I recently discovered an exception to this rule in SQL Server 2014 and higher: the
ALTER INDEX...REORGANIZE command
I’ll walk through a small reproduction of the issue. This behavior is specific to SQL Server 2014 and higher.
This first script creates a database in which to perform the test. This database has a table with a single index. After the objects are created, we set deadlock priority to -10 (the lowest possible value) and then start running a select that will scan the entire index.
Note: you should disable resultsets in this window in order for the select to be able to run more frequently, and to reduce CPU usage by SSMS. Go to Query -> Query Options -> Results -> and check “Discard results after execution”
USE master; GO IF (DB_ID(N'DeadlockTest') IS NOT NULL) BEGIN ALTER DATABASE DeadlockTest SET SINGLE_USER WITH ROLLBACK IMMEDIATE; DROP DATABASE DeadlockTest; END CREATE DATABASE DeadlockTest; GO USE DeadlockTest; GO CREATE TABLE TableWithFragmentedIndex ( Id INT NOT NULL IDENTITY(1,1), AnotherField VARCHAR(100), ); CREATE CLUSTERED INDEX IX_TableWithFragmentedIndex_AnotherField ON TableWithFragmentedIndex (AnotherField); GO -- Make sure to go to Query -> Query Options -> Results -> check "Discard -- results after execution" SET NOCOUNT ON; SET DEADLOCK_PRIORITY -10; WHILE 1 = 1 SELECT * FROM TableWithFragmentedIndex;
While that continues to run, open a separate query window in SSMS and run the
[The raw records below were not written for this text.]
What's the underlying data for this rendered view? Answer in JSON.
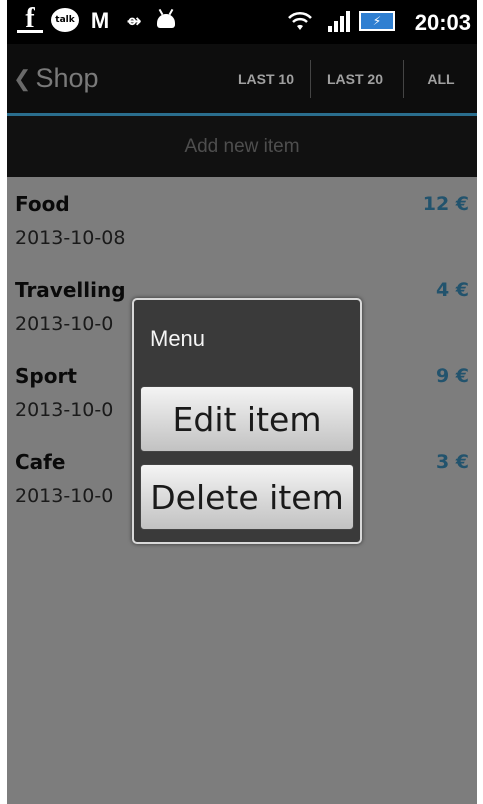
{
  "statusbar": {
    "time": "20:03",
    "icons": [
      "facebook-icon",
      "talk-icon",
      "gmail-icon",
      "usb-icon",
      "android-debug-icon",
      "wifi-icon",
      "signal-icon",
      "battery-charging-icon"
    ],
    "talk_label": "talk"
  },
  "actionbar": {
    "title": "Shop",
    "filters": [
      "LAST 10",
      "LAST 20",
      "ALL"
    ]
  },
  "add_item": {
    "label": "Add new item"
  },
  "items": [
    {
      "title": "Food",
      "date": "2013-10-08",
      "amount": "12 €"
    },
    {
      "title": "Travelling",
      "date": "2013-10-0",
      "amount": "4 €"
    },
    {
      "title": "Sport",
      "date": "2013-10-0",
      "amount": "9 €"
    },
    {
      "title": "Cafe",
      "date": "2013-10-0",
      "amount": "3 €"
    }
  ],
  "dialog": {
    "title": "Menu",
    "options": [
      "Edit item",
      "Delete item"
    ]
  },
  "colors": {
    "accent": "#22536d",
    "actionbar_underline": "#2a6e8e",
    "background": "#7d7d7d"
  }
}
script below. It sets deadlock priority to 10 (the highest possible value),
then performs inserts and deletes until >50% index fragmentation is achieved.
Once that is done, it executes the
ALTER INDEX command to reorganize the
USE DeadlockTest; SET NOCOUNT ON; SET DEADLOCK_PRIORITY 10; DECLARE @anotherField INT = 0; DECLARE @fragmentationAchieved BIT = 0 DECLARE @databaseId as smallint = DB_ID(N'DeadlockTest'); DECLARE @objectId as INT = OBJECT_ID(N'dbo.TableWithFragmentedIndex'); DECLARE @indexId as SMALLINT = (SELECT ind.index_id FROM sys.indexes ind WHERE ind.[name] = 'IX_TableWithFragmentedIndex_AnotherField'); -- Run inserts and deletes until index fragmentation exceeds 50% WHILE (@fragmentationAchieved <> 1) BEGIN INSERT INTO TableWithFragmentedIndex (AnotherField) VALUES (@anotherField); IF @anotherField % 5 = 0 BEGIN DELETE TableWithFragmentedIndex WHERE Id = (@anotherField - 2); DELETE TableWithFragmentedIndex WHERE Id = (@anotherField - 3); END IF (SELECT stat.[avg_fragmentation_in_percent] FROM sys.dm_db_index_physical_stats (@databaseId, @objectId, @indexId, NULL, NULL) AS stat INNER JOIN sys.indexes AS i ON stat.[object_id] = i.[object_id] AND stat.index_id = i.index_id) > 50 BEGIN SET @fragmentationAchieved = 1; END SET @anotherField = @anotherField + 1; END ALTER INDEX [IX_TableWithFragmentedIndex_AnotherField] ON [DeadlockTest].[dbo].[TableWithFragmentedIndex] REORGANIZE WITH (LOB_COMPACTION = ON);
After a few seconds, the
ALTER INDEX commands deadlock on pages
in the heap. Surprisingly, the
ALTER INDEX is chosen as the deadlock victim -
despite being at the highest possible deadlock priority. Here’s a very small
snippet from the deadlock graph:
<deadlock> <victim-list> <victimProcess id="process2669dd708c8" /> </victim-list> <process-list> <process id="process2669dd708c8" logused="0" priority="10">...</process> <process id="process26696853c28" logused="0" priority="-10">...</process> </process-list>
As you can see, process “process2669dd708c8” was chosen as the victim with a priority of 10, despite being up against a process with a priority of -10.
You can download the complete deadlock graph if you’d like to take a closer look.
An index reorganize can be stopped at any point and does not need to be rolled back. So it does seem like a logical choice as a deadlock victim - so the behavior makes sense in a way, but it is still surprising.
It appears this is some kind of regression, or maybe a new “feature” of SQL
Server. I ran the same demo on SQL Server 2012 and SQL Server 2008R2 and the
“correct” victim was chosen (the
SELECT query with priority of -10).